- - If all wood
burning were stopped, our air quality would get worse, not better. Burning wood is natural and good for our environment and is an
important part of the cycle of life on Earth. The article ("Burning
deadline puts ag in bind," front page, Jan. 19) reported that farm burning
of 1.1 million tons of ag wood in the valley accounts for 10 tons of
particle pollution daily and about 12 tons of smog-making gases.
Modesto Bee, Jan. 30, 2004
Valley PM10 plan
gets tentative EPA OK - -
gave tentative approval Wednesday to a new cleanup plan for dust, soot and other
small particles in the San Joaquin Valley's air. But an environmental law group
quickly threatened to sue -- again -- if the approval is made final.
<more> The Fresno Bee Thursday, January 29,
Farmers' runoff targeted: Water board hopes plan will help lessen toxic water
pollution - - SACRAMENTO -- The state's top water pollution cops signed
off on a program Thursday that would for the first time require Central Valley
farmers to pay attention to toxic water pollution that may drain from their
Stockton Record January 23, 2004
Farmers do a slow burn - -
The clock is ticking for growers
who rely on cheap open-field burning to dispose of prunings and uprooted
orchards from millions of acres in the San Joaquin Valley. The state will
phase out agricultural waste burning beginning in June 2005 under a new law
designed to help clean Valley air, which is among the most lung-damaging in
<more> The Fresno Bee
January 18, 2004
EQIP funding deadline
looming for farmers - - The deadline
looms for an incentives program designed to make it easier for farmers to be
gentler on the environment. It’s called the Environmental Quality Incentives
Program, and it’s all about taking a financial load off farmers who want to
invest in responsible farming.
<more> Merced Sun-Star January 12, 2004

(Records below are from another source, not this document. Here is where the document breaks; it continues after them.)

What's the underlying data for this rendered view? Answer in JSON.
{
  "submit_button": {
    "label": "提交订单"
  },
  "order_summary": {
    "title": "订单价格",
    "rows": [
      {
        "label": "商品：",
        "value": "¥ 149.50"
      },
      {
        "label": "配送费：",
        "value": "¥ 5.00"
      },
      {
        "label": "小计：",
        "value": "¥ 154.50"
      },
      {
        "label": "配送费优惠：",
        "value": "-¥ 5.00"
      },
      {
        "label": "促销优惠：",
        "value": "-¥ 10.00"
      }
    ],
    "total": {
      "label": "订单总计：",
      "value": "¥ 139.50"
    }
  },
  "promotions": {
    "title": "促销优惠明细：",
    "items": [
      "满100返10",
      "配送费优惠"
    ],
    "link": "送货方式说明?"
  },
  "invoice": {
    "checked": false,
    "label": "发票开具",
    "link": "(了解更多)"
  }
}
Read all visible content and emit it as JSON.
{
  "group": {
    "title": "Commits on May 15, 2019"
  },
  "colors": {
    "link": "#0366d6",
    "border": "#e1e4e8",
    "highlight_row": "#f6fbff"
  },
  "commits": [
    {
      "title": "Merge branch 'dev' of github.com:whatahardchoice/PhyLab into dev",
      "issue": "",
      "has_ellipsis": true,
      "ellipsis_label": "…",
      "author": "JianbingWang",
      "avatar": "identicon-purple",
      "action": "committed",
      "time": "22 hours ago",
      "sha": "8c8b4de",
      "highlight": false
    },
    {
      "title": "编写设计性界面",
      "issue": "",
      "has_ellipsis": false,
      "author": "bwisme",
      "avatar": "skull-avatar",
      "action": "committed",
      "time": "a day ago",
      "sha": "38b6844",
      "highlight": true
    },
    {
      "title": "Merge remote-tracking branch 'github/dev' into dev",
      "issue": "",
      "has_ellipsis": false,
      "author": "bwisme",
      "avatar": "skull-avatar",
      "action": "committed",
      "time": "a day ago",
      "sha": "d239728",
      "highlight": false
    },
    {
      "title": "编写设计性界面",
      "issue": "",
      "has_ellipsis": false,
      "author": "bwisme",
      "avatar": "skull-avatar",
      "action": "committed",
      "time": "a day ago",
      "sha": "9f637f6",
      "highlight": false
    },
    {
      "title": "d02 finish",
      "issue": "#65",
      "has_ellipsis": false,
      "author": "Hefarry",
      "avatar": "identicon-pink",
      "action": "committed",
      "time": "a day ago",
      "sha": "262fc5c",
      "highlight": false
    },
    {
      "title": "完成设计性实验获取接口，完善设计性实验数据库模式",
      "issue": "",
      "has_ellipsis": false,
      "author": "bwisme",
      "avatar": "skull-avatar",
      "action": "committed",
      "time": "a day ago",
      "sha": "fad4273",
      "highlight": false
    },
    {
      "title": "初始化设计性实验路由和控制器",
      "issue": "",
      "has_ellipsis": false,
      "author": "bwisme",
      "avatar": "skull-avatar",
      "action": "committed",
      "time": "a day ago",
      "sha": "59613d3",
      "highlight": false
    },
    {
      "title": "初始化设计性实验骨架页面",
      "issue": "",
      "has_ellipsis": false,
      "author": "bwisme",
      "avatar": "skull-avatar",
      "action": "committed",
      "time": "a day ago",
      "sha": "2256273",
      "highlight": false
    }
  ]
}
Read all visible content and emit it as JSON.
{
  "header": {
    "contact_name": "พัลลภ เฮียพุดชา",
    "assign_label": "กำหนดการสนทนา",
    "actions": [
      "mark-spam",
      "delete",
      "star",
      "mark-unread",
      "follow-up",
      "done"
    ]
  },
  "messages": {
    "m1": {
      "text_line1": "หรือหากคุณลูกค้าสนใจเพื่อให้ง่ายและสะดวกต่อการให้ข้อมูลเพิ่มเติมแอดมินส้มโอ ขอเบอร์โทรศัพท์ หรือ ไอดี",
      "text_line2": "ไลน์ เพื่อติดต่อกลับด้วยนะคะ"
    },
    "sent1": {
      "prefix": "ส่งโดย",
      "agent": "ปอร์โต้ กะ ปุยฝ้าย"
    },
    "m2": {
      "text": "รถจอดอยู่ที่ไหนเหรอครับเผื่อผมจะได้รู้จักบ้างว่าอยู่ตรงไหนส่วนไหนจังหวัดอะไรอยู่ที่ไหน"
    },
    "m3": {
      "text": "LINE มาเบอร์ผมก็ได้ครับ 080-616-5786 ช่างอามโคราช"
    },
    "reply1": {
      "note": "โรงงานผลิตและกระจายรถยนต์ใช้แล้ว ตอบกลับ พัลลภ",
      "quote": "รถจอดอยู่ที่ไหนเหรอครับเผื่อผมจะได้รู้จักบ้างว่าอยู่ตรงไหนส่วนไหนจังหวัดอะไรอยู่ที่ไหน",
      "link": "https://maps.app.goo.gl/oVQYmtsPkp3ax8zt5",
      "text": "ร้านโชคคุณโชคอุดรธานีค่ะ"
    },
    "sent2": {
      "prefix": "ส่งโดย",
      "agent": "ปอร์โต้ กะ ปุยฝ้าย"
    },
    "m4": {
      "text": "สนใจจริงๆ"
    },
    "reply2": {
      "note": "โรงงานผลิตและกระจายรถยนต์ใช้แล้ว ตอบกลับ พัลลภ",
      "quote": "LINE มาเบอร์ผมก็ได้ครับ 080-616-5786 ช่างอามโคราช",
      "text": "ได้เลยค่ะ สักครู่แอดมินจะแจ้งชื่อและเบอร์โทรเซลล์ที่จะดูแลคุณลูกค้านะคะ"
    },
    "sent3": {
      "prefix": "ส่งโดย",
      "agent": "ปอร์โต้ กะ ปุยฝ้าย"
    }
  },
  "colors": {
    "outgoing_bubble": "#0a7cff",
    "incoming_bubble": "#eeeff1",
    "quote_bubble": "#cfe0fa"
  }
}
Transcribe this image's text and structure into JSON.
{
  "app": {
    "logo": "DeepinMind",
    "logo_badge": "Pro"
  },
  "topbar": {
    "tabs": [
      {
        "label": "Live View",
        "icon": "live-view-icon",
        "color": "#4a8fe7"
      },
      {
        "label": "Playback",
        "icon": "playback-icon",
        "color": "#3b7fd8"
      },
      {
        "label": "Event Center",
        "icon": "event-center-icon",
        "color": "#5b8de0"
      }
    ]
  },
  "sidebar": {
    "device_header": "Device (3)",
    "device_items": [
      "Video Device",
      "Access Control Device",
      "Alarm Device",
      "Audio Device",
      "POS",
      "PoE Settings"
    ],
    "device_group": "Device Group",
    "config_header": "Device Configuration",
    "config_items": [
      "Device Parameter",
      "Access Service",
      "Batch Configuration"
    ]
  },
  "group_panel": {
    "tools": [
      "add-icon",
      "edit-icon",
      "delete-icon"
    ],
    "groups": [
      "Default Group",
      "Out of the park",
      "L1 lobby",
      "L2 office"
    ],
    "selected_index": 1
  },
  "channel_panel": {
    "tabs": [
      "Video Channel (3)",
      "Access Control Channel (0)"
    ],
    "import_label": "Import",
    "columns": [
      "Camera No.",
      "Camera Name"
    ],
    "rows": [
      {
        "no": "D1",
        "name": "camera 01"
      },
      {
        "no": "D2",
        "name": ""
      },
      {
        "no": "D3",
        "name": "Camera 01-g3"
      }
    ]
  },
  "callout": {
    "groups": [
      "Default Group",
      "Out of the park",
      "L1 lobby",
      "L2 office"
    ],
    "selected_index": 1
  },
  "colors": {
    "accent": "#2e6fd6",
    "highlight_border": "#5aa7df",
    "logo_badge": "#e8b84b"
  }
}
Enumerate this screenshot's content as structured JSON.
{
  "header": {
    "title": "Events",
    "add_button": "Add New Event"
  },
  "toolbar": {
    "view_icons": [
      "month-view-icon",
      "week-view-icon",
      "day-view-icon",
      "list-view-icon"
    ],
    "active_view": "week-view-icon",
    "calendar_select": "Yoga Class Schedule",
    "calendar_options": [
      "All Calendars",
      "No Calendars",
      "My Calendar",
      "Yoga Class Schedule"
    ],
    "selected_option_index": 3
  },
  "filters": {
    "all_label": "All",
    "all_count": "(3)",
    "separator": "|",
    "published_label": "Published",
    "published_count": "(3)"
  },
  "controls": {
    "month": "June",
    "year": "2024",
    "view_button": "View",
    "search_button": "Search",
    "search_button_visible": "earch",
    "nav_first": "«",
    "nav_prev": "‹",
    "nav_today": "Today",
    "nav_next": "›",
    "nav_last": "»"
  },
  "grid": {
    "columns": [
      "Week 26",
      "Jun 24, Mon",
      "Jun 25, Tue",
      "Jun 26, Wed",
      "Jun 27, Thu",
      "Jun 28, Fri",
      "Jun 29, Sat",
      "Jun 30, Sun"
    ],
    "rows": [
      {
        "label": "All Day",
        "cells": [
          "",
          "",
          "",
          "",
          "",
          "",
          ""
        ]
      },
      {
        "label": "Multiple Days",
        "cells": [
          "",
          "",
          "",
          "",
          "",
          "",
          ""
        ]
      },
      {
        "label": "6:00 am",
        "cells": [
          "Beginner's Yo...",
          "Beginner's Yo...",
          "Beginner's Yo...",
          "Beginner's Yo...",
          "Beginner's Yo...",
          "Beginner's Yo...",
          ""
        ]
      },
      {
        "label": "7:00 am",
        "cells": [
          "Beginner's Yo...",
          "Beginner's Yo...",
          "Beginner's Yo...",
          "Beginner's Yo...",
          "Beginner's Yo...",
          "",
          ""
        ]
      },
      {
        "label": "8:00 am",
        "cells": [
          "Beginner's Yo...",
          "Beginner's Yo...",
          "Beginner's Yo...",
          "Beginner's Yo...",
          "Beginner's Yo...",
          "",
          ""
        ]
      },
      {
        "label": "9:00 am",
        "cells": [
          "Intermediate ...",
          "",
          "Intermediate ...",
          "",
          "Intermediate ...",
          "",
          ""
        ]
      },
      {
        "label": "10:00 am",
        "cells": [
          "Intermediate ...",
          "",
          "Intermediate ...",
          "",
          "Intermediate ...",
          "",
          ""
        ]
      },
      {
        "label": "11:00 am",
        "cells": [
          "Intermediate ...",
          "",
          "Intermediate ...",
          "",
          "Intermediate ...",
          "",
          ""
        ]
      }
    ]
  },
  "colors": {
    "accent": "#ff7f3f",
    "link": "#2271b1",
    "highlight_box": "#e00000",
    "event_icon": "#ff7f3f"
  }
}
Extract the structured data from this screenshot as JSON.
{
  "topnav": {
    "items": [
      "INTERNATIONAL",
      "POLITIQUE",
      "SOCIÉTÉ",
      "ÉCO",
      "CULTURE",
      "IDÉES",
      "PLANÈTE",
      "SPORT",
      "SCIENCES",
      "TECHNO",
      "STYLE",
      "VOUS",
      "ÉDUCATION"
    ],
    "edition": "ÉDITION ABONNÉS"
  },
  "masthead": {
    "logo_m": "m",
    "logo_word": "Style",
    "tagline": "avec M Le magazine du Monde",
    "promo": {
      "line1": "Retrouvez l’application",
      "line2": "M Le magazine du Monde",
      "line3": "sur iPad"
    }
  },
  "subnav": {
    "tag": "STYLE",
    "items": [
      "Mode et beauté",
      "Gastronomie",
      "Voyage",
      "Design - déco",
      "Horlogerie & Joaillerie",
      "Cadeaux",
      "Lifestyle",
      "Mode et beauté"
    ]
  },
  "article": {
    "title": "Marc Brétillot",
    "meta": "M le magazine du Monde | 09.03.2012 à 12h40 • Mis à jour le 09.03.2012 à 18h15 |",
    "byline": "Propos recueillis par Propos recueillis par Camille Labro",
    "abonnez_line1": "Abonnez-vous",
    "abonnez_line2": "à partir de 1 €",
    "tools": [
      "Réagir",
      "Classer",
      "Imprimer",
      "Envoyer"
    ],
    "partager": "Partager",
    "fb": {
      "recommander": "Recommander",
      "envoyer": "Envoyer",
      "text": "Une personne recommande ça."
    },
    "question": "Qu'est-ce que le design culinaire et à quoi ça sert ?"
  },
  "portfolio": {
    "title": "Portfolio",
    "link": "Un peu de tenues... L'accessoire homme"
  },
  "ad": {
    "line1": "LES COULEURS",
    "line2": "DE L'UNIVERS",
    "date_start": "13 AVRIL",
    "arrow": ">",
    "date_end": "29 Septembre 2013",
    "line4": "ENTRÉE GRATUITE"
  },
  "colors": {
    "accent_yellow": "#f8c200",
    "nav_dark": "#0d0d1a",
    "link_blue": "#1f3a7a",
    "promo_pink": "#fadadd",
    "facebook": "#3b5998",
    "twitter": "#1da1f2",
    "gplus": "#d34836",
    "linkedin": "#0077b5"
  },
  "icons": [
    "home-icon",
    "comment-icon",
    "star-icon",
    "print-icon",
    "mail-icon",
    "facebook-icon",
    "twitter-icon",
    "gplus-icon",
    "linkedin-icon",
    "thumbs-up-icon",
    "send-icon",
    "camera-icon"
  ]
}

DeltaKeeper sues state over pesticide--The Stockton-based environmental group DeltaKeeper and an anti-pesticide group sued the state last week, charging the Department of Pesticide Regulation has acted illegally by ignoring problems caused by a popular pesticide. <more> The Stockton Record Monday, Dec. 8, 2003